derives from a word that means white, bright, shining.
So a blank page is a bright angel -- or perhaps,
a pageboy, out-of-breath, embarrassed because he can't
recall the message he rushed to deliver. A child comes to us
with a message, rushes out into the blankness (shining)
of new snow, plops down in it on his back
to waggle arms and legs, printing odd ideograms
on the day. Snow angels, blank pages filling up
the blank page. We fill up the something called nothing
with nothings called something.
If angels are characters on the snowy page,
then the messengers are the message. And if those
who create the message are angelic --
who is left for us to shoot?
Why, then, are we shooting each other? A bullet, too,
is a message, much like my poems, but I'm only shooting
blanks at blanks.
Note: This poem moves fast. It does make sense. I wrote it, but
I had to read it twice just now. In the last two stanzas, the hackneyed
"Don't shoot the messenger" takes on a broader meaning.
In stanza 3, the "nothings called something" are angels,
or more broadly, spirits you and I, for example. Or they
are the words and symbols on a page, whose substance we must continually
create. "The messengers are the message" (for example,
if snow angels are the message, and angels are messengers
or children are angelic it fits in several ways) this
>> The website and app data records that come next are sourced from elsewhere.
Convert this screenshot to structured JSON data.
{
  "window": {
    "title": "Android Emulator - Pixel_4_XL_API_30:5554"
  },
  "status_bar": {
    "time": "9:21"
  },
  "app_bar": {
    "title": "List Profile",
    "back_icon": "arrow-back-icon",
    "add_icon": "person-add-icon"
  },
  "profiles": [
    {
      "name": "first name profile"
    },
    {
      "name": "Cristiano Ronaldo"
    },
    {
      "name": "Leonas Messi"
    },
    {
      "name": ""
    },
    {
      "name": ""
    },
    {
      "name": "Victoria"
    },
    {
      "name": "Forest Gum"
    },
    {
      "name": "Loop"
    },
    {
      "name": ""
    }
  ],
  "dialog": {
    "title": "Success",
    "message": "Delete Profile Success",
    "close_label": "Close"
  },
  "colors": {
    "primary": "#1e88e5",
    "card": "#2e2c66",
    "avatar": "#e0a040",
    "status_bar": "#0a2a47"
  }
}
echoes McLuhan's The Message is the Massage (or is it vice versa),
but not too much, I hope, since I think he got some things backwards.